How does the Robot actually control a program? You first start the program you want to control, then start the Robot. After you click the Go button, the Robot disappears, which gives the focus back to the program you want to control. From then on, the Robot can send it keystrokes or control it with the mouse.
When the Robot is done with the tasks you've given it, it reappears. For example, take a look at Figure 7.2, where the Robot has entered the text "Hello from the robot." in Windows WordPad. Cool.
Figure 7.2. Using the Robot to type text.
Note the steps used to run the Robot. First, you start the program you want to control. Then you start the Robot.
After entering the commands you want to execute, or the name of the file that holds the commands, you click the Go button. The Robot will disappear, and the focus will revert to the program you want to control. After the Robot is done running that program, it'll reappear.

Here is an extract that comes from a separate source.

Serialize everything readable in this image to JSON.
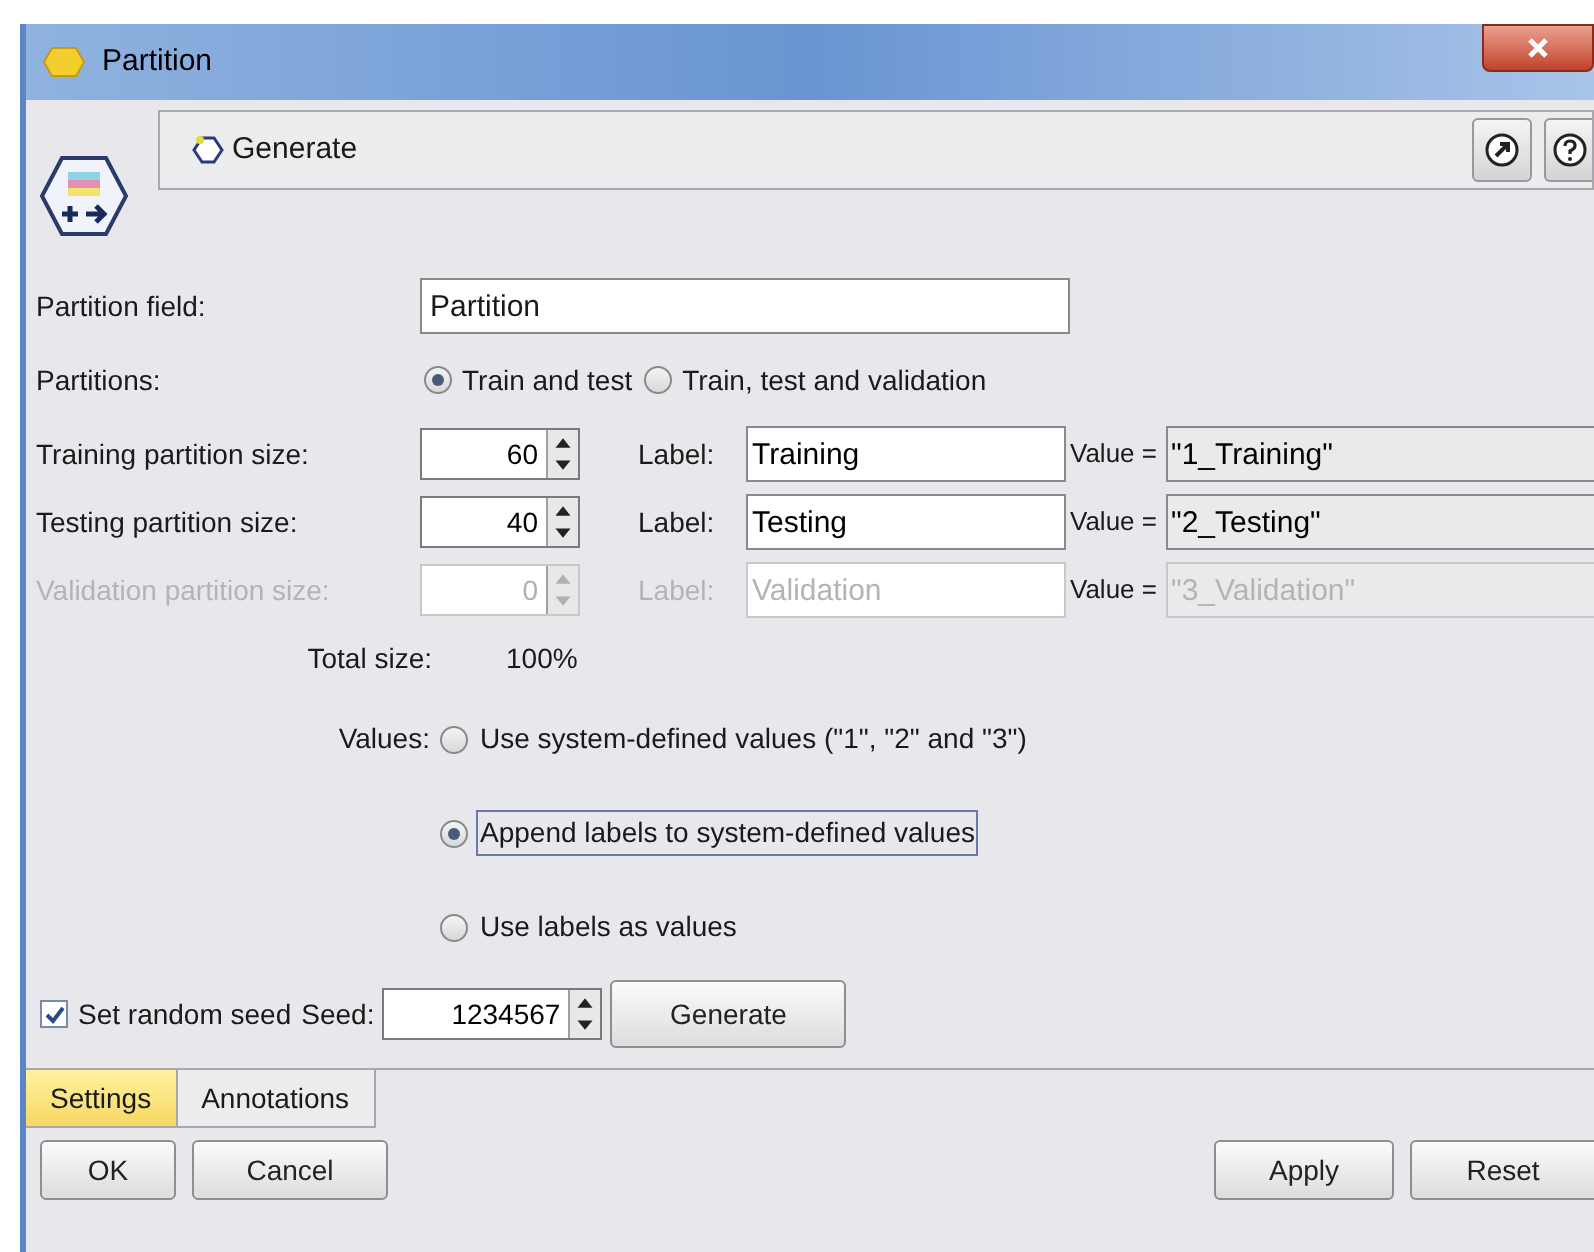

REAL-WORLD SCENARIO: A Question of Security
The Java Robot class can control other programs and even take control of your computer. Is there a security risk here?
Is it serious?

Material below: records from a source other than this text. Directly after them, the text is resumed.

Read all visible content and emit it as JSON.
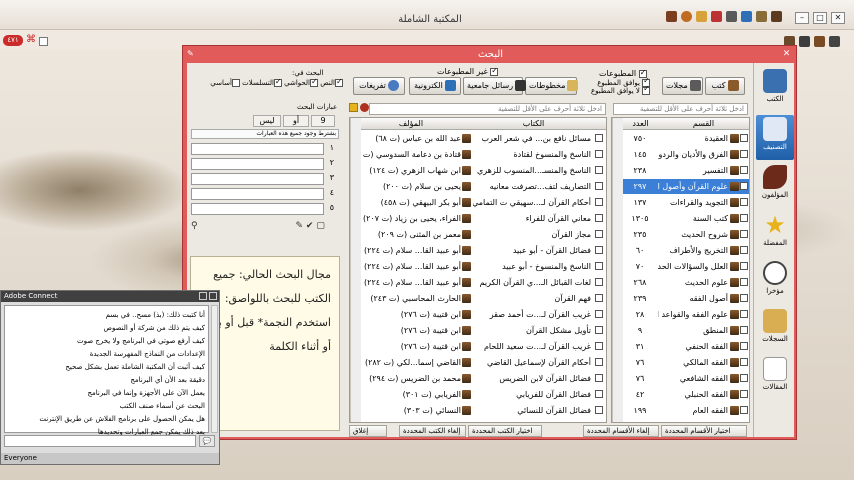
{
  "app": {
    "title": "المكتبة الشاملة",
    "page_badge": "٤٧١",
    "min_label": "–",
    "max_label": "□",
    "close_label": "✕"
  },
  "dialog": {
    "title": "البحث",
    "close_label": "✕",
    "pin_label": "✎"
  },
  "nav": [
    {
      "label": "الكتب",
      "icon": "books-icon",
      "color": "#3a6fb0"
    },
    {
      "label": "التصنيف",
      "icon": "book-stack-icon",
      "color": "#2a4f88"
    },
    {
      "label": "المؤلفون",
      "icon": "quill-icon",
      "color": "#6b2a1a"
    },
    {
      "label": "المفضلة",
      "icon": "star-icon",
      "color": "#e8b21a"
    },
    {
      "label": "مؤخرا",
      "icon": "clock-icon",
      "color": "#444444"
    },
    {
      "label": "السجلات",
      "icon": "scroll-icon",
      "color": "#c99a3b"
    },
    {
      "label": "المقالات",
      "icon": "pen-paper-icon",
      "color": "#7a7a7a"
    }
  ],
  "filters": {
    "printed_label": "المطبوعات",
    "unprinted_label": "غير المطبوعات",
    "matches_printed": "يوافق المطبوع",
    "not_matches_printed": "لا يوافق المطبوع",
    "search_in": "البحث في:",
    "options": [
      "النص",
      "الحواشي",
      "التسلسلات",
      "أساسي"
    ],
    "buttons": [
      "كتب",
      "مجلات",
      "مخطوطات",
      "رسائل جامعية",
      "الكترونية",
      "تفريغات"
    ]
  },
  "search_terms": {
    "label": "عبارات البحث",
    "tabs": [
      "9",
      "أو",
      "ليس"
    ],
    "hint": "بشترط وجود جميع هذه العبارات",
    "numbers": [
      "١",
      "٢",
      "٣",
      "٤",
      "٥"
    ]
  },
  "info_text": "مجال البحث الحالي: جميع الكتب للبحث باللواصق: استخدم النجمة* قبل أو بعد أو أثناء الكلمة",
  "categories": {
    "filter_placeholder": "ادخل ثلاثة أحرف على الأقل للتصفية",
    "col_name": "القسم",
    "col_count": "العدد",
    "rows": [
      {
        "name": "العقيدة",
        "count": "٧٥٠"
      },
      {
        "name": "الفرق والأديان والردود",
        "count": "١٤٥"
      },
      {
        "name": "التفسير",
        "count": "٢٣٨"
      },
      {
        "name": "علوم القرآن وأصول التفسير",
        "count": "٢٩٧"
      },
      {
        "name": "التجويد والقراءات",
        "count": "١٣٧"
      },
      {
        "name": "كتب السنة",
        "count": "١٣٠٥"
      },
      {
        "name": "شروح الحديث",
        "count": "٢٣٥"
      },
      {
        "name": "التخريج والأطراف",
        "count": "٦٠"
      },
      {
        "name": "العلل والسؤالات الحديثية",
        "count": "٧٠"
      },
      {
        "name": "علوم الحديث",
        "count": "٢٦٨"
      },
      {
        "name": "أصول الفقه",
        "count": "٢٣٩"
      },
      {
        "name": "علوم الفقه والقواعد الفقهية",
        "count": "٢٨"
      },
      {
        "name": "المنطق",
        "count": "٩"
      },
      {
        "name": "الفقه الحنفي",
        "count": "٣١"
      },
      {
        "name": "الفقه المالكي",
        "count": "٧٦"
      },
      {
        "name": "الفقه الشافعي",
        "count": "٧٦"
      },
      {
        "name": "الفقه الحنبلي",
        "count": "٤٢"
      },
      {
        "name": "الفقه العام",
        "count": "١٩٩"
      }
    ]
  },
  "books": {
    "filter_placeholder": "ادخل ثلاثة أحرف على الأقل للتصفية",
    "col_title": "الكتاب",
    "col_author": "المؤلف",
    "rows": [
      {
        "title": "مسائل نافع بن... في شعر العرب",
        "author": "عبد الله بن عباس (ت ٦٨)"
      },
      {
        "title": "الناسخ والمنسوخ لقتادة",
        "author": "قتادة بن دعامة السدوسي (ت ١١٧)"
      },
      {
        "title": "الناسخ والمنسـ...المنسوب للزهري",
        "author": "ابن شهاب الزهري (ت ١٢٤)"
      },
      {
        "title": "التصاريف لتف...تصرفت معانيه",
        "author": "يحيى بن سلام (ت ٢٠٠)"
      },
      {
        "title": "أحكام القرآن لـ...سهيقي ت التمامي",
        "author": "أبو بكر البيهقي (ت ٤٥٨)"
      },
      {
        "title": "معاني القرآن للفراء",
        "author": "الفراء، يحيى بن زياد (ت ٢٠٧)"
      },
      {
        "title": "مجاز القرآن",
        "author": "معمر بن المثنى (ت ٢٠٩)"
      },
      {
        "title": "فضائل القرآن - أبو عبيد",
        "author": "أبو عبيد القا... سلام (ت ٢٢٤)"
      },
      {
        "title": "الناسخ والمنسوخ - أبو عبيد",
        "author": "أبو عبيد القا... سلام (ت ٢٢٤)"
      },
      {
        "title": "لغات القبائل الـ...ي القرآن الكريم",
        "author": "أبو عبيد القا... سلام (ت ٢٢٤)"
      },
      {
        "title": "فهم القرآن",
        "author": "الحارث المحاسبي (ت ٢٤٣)"
      },
      {
        "title": "غريب القرآن لـ...ت أحمد صقر",
        "author": "ابن قتيبة (ت ٢٧٦)"
      },
      {
        "title": "تأويل مشكل القرآن",
        "author": "ابن قتيبة (ت ٢٧٦)"
      },
      {
        "title": "غريب القرآن لـ...ت سعيد اللحام",
        "author": "ابن قتيبة (ت ٢٧٦)"
      },
      {
        "title": "أحكام القرآن لإسماعيل القاضي",
        "author": "القاضي إسما...لكي (ت ٢٨٢)"
      },
      {
        "title": "فضائل القرآن لابن الضريس",
        "author": "محمد بن الضريس (ت ٢٩٤)"
      },
      {
        "title": "فضائل القرآن للفريابي",
        "author": "الفريابي (ت ٣٠١)"
      },
      {
        "title": "فضائل القرآن للنسائي",
        "author": "النسائي (ت ٣٠٣)"
      }
    ]
  },
  "bottom_buttons": {
    "select_categories": "اختيار الأقسام المحددة",
    "clear_categories": "إلغاء الأقسام المحددة",
    "select_books": "اختيار الكتب المحددة",
    "clear_books": "إلغاء الكتب المحددة",
    "close": "إغلاق"
  },
  "adobe": {
    "title": "Adobe Connect",
    "messages": [
      "أنا كتبت ذلك: (بذ) مسح.. في بسم",
      "كيف يتم ذلك من شركة أو النصوص",
      "كيف أرفع صوتي في البرنامج ولا يخرج صوت",
      "الإعدادات من النماذج المفهرسة الجديدة",
      "كيف أثبت أن المكتبة الشاملة تعمل بشكل صحيح",
      "دقيقة بعد الأن أي البرنامج",
      "يعمل الآن على الأجهزة وإنما في البرنامج",
      "البحث عن أسماء صنف الكتب",
      "هل يمكن الحصول على برنامج الفلاش عن طريق الإنترنت",
      "بعد ذلك يمكن جمع العبارات وتحديدها"
    ],
    "send_label": "💬",
    "footer": "Everyone",
    "watermark": "/thoolabd"
  }
}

As any developer knows, any time a program can jump its bounds and start working with the rest of the system unasked, there's some security risk. You can imagine how upset someone would be if the mouse started moving independently, various programs started, buttons were clicked, text was entered, and so on.
However, the user would have to explicitly run the code that uses the Java Robot class in a nasty way. That makes Java Robot less of a threat, although it still might be used in email attachments that users run without thinking, or in Trojan horse programs, which contain malicious code inside a respectable-looking application.

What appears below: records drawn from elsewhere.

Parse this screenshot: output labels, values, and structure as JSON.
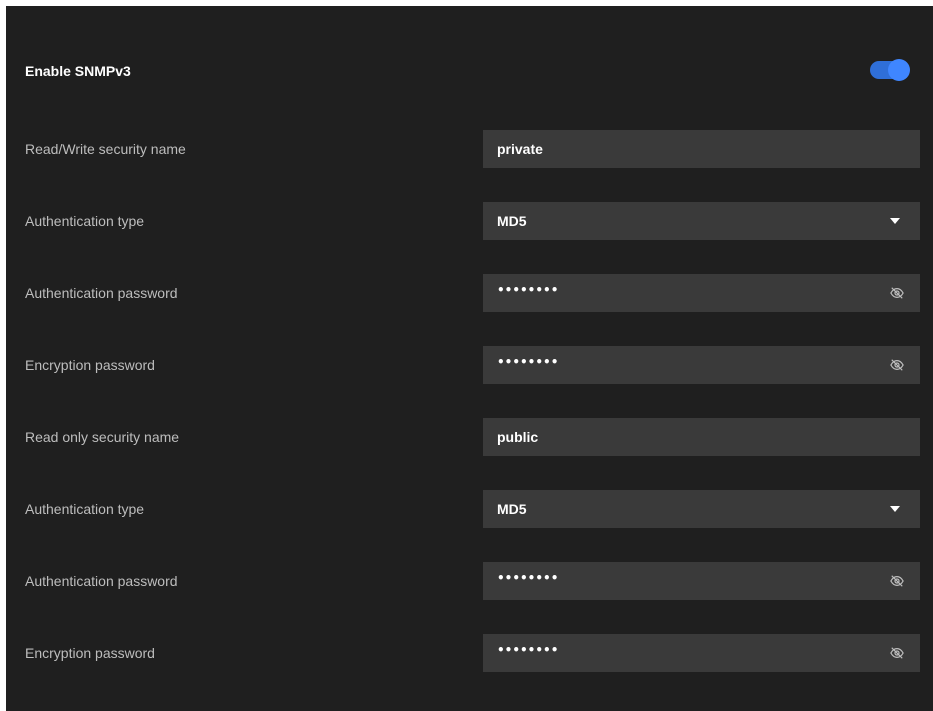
{
  "header": {
    "label": "Enable SNMPv3",
    "toggle_on": true
  },
  "rows": [
    {
      "label": "Read/Write security name",
      "value": "private"
    },
    {
      "label": "Authentication type",
      "value": "MD5"
    },
    {
      "label": "Authentication password",
      "value": "••••••••"
    },
    {
      "label": "Encryption password",
      "value": "••••••••"
    },
    {
      "label": "Read only security name",
      "value": "public"
    },
    {
      "label": "Authentication type",
      "value": "MD5"
    },
    {
      "label": "Authentication password",
      "value": "••••••••"
    },
    {
      "label": "Encryption password",
      "value": "••••••••"
    }
  ],
  "icons": {
    "dropdown": "chevron-down-icon",
    "password_visibility": "eye-slash-icon"
  },
  "colors": {
    "background": "#1f1f1f",
    "field": "#3a3a3a",
    "accent": "#3f86ff"
  }
}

Note that there's little you can do to the operating system with Java Robot that you can't do with simple system calls in code. Robot is good for manipulating other programs that can't be accessed so easily in code; it's not a hacker's dream-come-true. The bad things viruses and worms do involve operating system calls, not running WordPad.
The Java Robot class has been around since Java 1.3, and it hasn't become a security issue. Developers have been writing code using this class for a long time, and no spectacular security hole has appeared. The Java Robot class has become one of the trusted Java classes, and programmers make use of it without much concern for security these days.
Some operating systems take no chances, however. If the operating system you're running the Java Robot class on requires special privileges for low-level input control, such as that generated by this project, an AWTException will be thrown when you try to construct Java Robot objects.
In the X Window System, for example, you'll get this exception if the XTEST 2.2 standard extension is not supported by the X server.
How does the Robot do what it does? It uses a Java class called, not surprisingly, the Java Robot class. This class first appeared in Java 1.3 and has been getting better ever since.
Sun's purpose in creating this class was to "facilitate automated testing of Java platform implementations," but that's boring. It's much better to use this class to generate low-level user-interface events and control other programs by remote control, as the Robot project does.